@Psychotime - I've been there for a couple years, and I've liked it -- I still follow many of the artists I discovered on there, although I don't post much any more. Much like everywhere else, you don't really get attention unless you're great or participate a lot. Someone told me that he's been having a really hard time trying to register there for the past few months, though, so you might have problems joining up.
Finished Stilgar for CHOW #131, and this week's speed paintings. Vista and Photoshop conspired to eat a particularly nice speed painting I was doing, so in a fit of... well... art rage, I bought ArtRage to try out. So there's one crummy experiment and one not-so-crummy one. Both are from photos.
really good start to a sketchbook you have here. the comical characters are great and the stylisation in the mosh-drawing is cool. also the colors in your studies look pretty good.
now I'd recommend you try to do some studies of wide open range landscapes. In the Stilgar piece you left the background to flat and lost a bit of the perspective. do some studies of these to see how color and value changes in distance. same goes to the sky as it wouldn't have almost the same color everywhere at this time of the day. repeating a few cracks or rocks close to the viewer and further away also helps to create the illusion of depth.
oh and the little markerscene looks awesome. looking forward to more!
It's a slow month. I have a ton of stuff in the sketchbook, but it's not coming home until the book is full. In the meantime, one speed painting from a photo (the nicer-looking one) and one quickie for EOW 99 (just screwing around with painting landscape not-from-reference, I'd probably brighten the colours in the refining stage).
My favourite piece here has to be the cartoony demons... your later digital paintings have NONE of that confidence in design and line. Why!? I know you're self-taught and all, but the demons look very professional and claim the SB so far. Please apply that style to bigger projects/paintings!! Just in terms of interest, here's a new blogspot page I've recently stumbled across to inspire your style - http://kalikazoo.blogspot.com/2008_10_01_archive.html
You may wonder what the hell this has to do with improving your skills; but it should help with how to free up your drawing skills at this stage.

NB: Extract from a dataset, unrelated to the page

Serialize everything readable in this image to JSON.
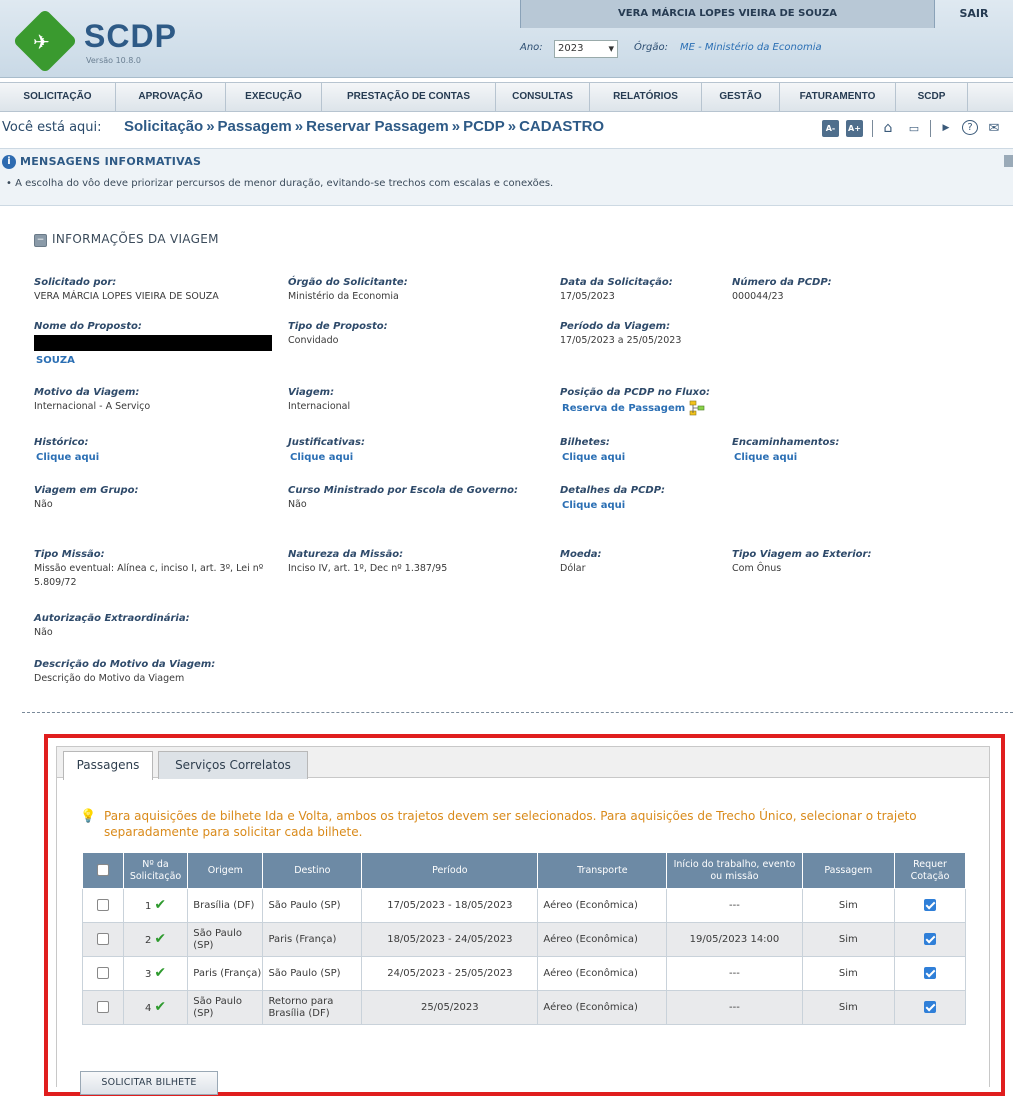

I've followed JohnK's blog for a while. I'm a huge fan of Katie Rice & Kristen McCabe, and I've been trying to do more goofy caricatures and whatnot to loosen up. I'm just finding it really difficult to do a more complete digital painting without having things look flat, or cleaning it up to the point where there's no life left.

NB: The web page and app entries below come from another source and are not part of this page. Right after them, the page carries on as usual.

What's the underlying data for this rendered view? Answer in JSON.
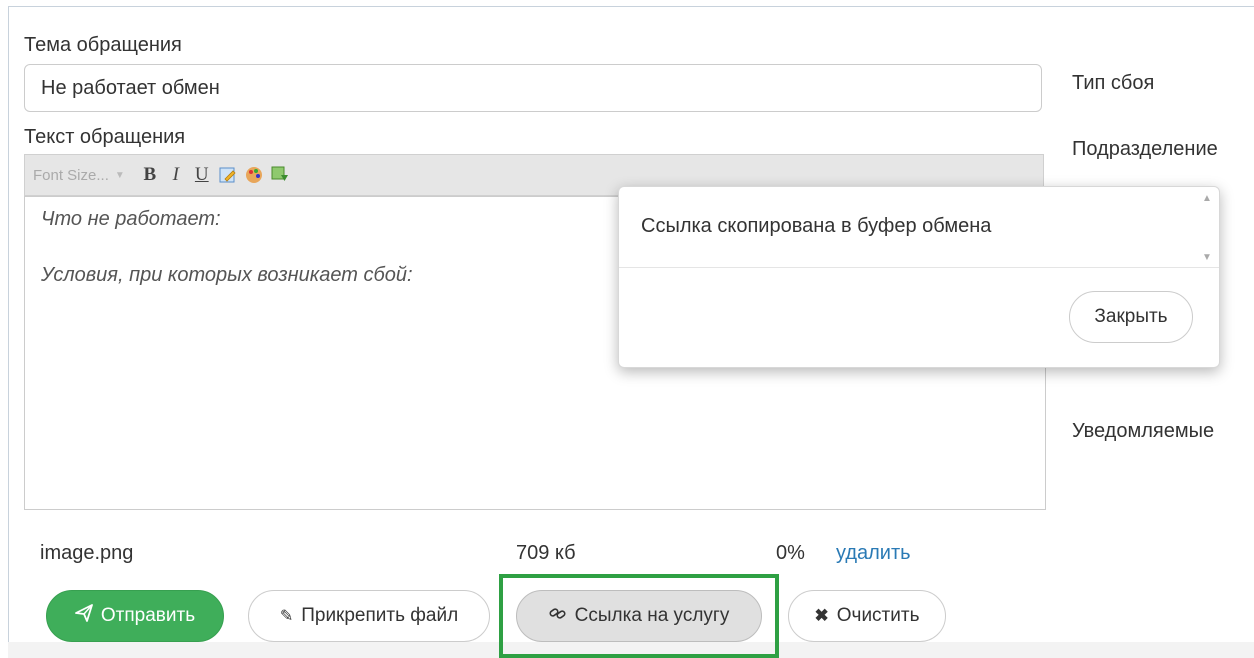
{
  "form": {
    "subject_label": "Тема обращения",
    "subject_value": "Не работает обмен",
    "text_label": "Текст обращения",
    "toolbar": {
      "font_size_placeholder": "Font Size...",
      "bold": "B",
      "italic": "I",
      "underline": "U"
    },
    "body_lines": [
      "Что не работает:",
      "Условия, при которых возникает сбой:"
    ]
  },
  "attachment": {
    "filename": "image.png",
    "size": "709 кб",
    "progress": "0%",
    "delete_label": "удалить"
  },
  "buttons": {
    "send": "Отправить",
    "attach": "Прикрепить файл",
    "service_link": "Ссылка на услугу",
    "clear": "Очистить"
  },
  "right_labels": {
    "failure_type": "Тип сбоя",
    "department": "Подразделение",
    "notified": "Уведомляемые"
  },
  "modal": {
    "message": "Ссылка скопирована в буфер обмена",
    "close": "Закрыть"
  },
  "colors": {
    "primary_green": "#3fae5a",
    "highlight_green": "#2ea043",
    "link_blue": "#2a7ab5"
  }
}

Also, I'm glad *someone* likes those demons, because I'm really fond of them -- and the sorcerer girl too. I can just hear her going "FZOW!" every time I look at her.
Now if I can only find a good market for demons, I'll be set.
While I'm here, it's been a slow month (NaNo-ing, so not much time to draw) but here's an art card I did that actually got to the intended recipient. Marker, ink & pencil crayon on cardstock.